Urination celebration

Michael Burgner

The forces of good and evil are always at odds with each other. Cops chasing robbers and knights fighting dragons are the norm, but this struggle is an everyday occurrence throughout society. They fight over freedom, conscience and power, but feces?

“Welcome to Urinetown. No not the place, of course, the musical.”

And with a flourish of song and dance, Urinetown: the Musical makes the fight for bathroom privileges a reality.

“Urinetown is at heart a story of good versus evil,” says the show’s director, Communication senior Sean Carroll. “But it completely twists the essence of this struggle in that it takes a traditional musical and turns it upside down. It shows you what a traditional musical should be and does the opposite.”
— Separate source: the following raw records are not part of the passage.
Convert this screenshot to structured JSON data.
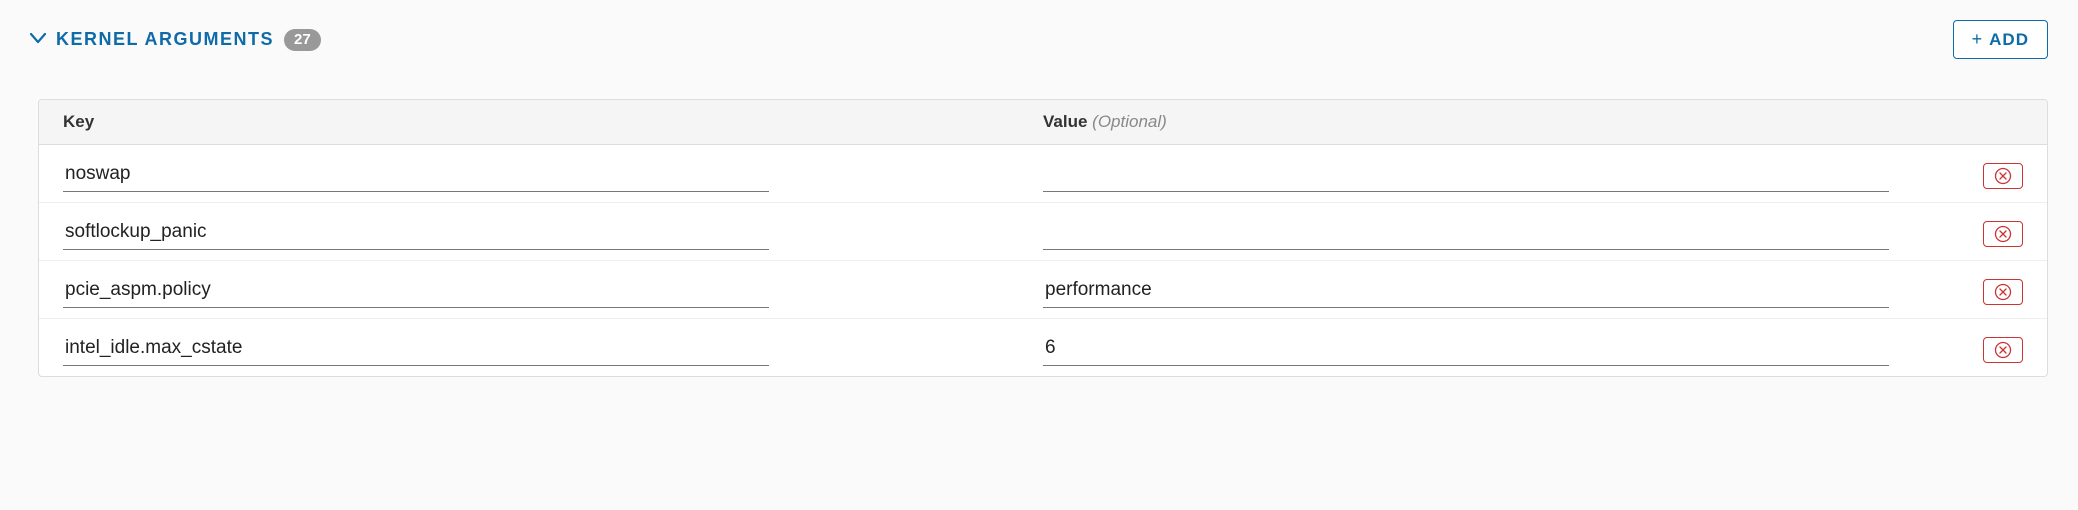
{
  "section": {
    "title": "KERNEL ARGUMENTS",
    "count": "27",
    "add_label": "ADD"
  },
  "headers": {
    "key": "Key",
    "value": "Value",
    "optional": "(Optional)"
  },
  "rows": [
    {
      "key": "noswap",
      "value": ""
    },
    {
      "key": "softlockup_panic",
      "value": ""
    },
    {
      "key": "pcie_aspm.policy",
      "value": "performance"
    },
    {
      "key": "intel_idle.max_cstate",
      "value": "6"
    }
  ]
}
A hit Broadway musical, this show chronicles the story of Urinetown, a city where water shortages force the citizens to pay to pee. Bobby Strong, portrayed by Communication sophomore Adam Kantor, is a poor boy with a conscience and a thirst for freedom. Hope Cladwell, played by Communication junior Rachel Frankentham, is the heiress to a profit-hoarding corporation, but her conscience gets in the way. The unlikely pair fall in love and spark an uprising that turns Urinetown upside down. Produced by Arts Alliance, Urinetown balances real and ridiculous in a comedy that is bizarrely dark and light-hearted at once.

“Urinetown draws from every musical that defines musical theater for our generation,” Carroll says. “It’s great because it parodies all types of theatre. It parodies life and society and shows you that there’s humor in everything, you just have to look at the right way.”

Grim-faced characters sing with dark overtones and race frantically around the stage. But despite the dark tone, the characters never seem to take themselves too seriously. Even when the chief of police, portrayed by Communication senior Michael Rosenblum, sings about power abuse, the scene is playfully designed.

“We wanted to put together a show that was dark but entertaining and funny at the same time,” says the show’s producer, Communication sophomore Kristin Johnson. “We wanted to get Northwestern students excited about Arts Alliance’s upcoming season. So we started it off with a bang, with Urinetown.”

At the end of the first act, the poor and rich of Urinetown meet in what appears to be the climax of the conflict. As the two sides take turns stomping, singing, dancing and running at each other in a take on West Side Story, the music continues to crescendo. As the beat reaches its peak, a strobe light begins to flash, all of the actors transition into slow motion but continue to move towards a clash.

“So many musicals alienate the audience, but Urinetown allowed us to bring the audience in,” Carroll says. “We wanted to build a theatre, rather than a set, so we could integrate the audience into the piece.”

The cast built two opposite stages: the gold and glitter of the corporate world on one side and the dirt and grime of the streets on the other. The two are split down by a long, thin runway. When the action is focused on one stage, or the runway, cameos and flashbacks are injected on the opposite side. As the action bounces back and forth surprises are always around the corner.

“We did not want the audience to be focused one set and get bored,” Carroll says. “We tried to vary the action from stage to stage so that we kept the audience on edge at all times. It plays out like a tennis match, with the action switching from stage to stage.”

With parts reminiscent of the “previously” and “up next” segments of popular television shows, the narrator, also portrayed by Rosenblum, updates the audience on Urinetown’s happenings at the beginning, middle and end of the piece. Without abandoning his onstage persona, he speaks directly to the audience, enhancing the show’s storytelling vibe, while the other characters remain frozen onstage.

“There is a tongue-in-cheek aspect of the plays humor that forces you to abandon traditional acting techniques,” Rosenblum says. “As actors we give a little wink to the audience to tell them that we are having fun doing a show and want you to have fun too.”

In a scene reminiscent of Grease, Bobby Strong leads Urinetown’s poor in a song and dance with quick verses, snapping and background humming. In the same song, Bobby turns composer and leads his cohorts in a glee club display, with the other actors separating into vocal groups. Finally the song takes on a gospel church quality, with tambourines setting the pace, arms shaking and coordinated clapping.

“Urinetown challenges every actor on stage-from singing to dancing to acting-you are forced to do so much,” Rosenblum says. “This show demands every last ounce of effort from every single actor. The result is that every cast member gives everything they have and the results are truly special.”

Urinetown: the Musical is playing at Shanley Pavilion Thursday, Sept. 29 through Saturday, Oct. 1. Tickets are $5 for students and $10 for general admission. Tickets and showtimes are available online at www.urinetown.cjb.net or at the Norris Box Office.

Medill junior Michael Burgner is the PLAY theater editor. He can be reached at [email protected]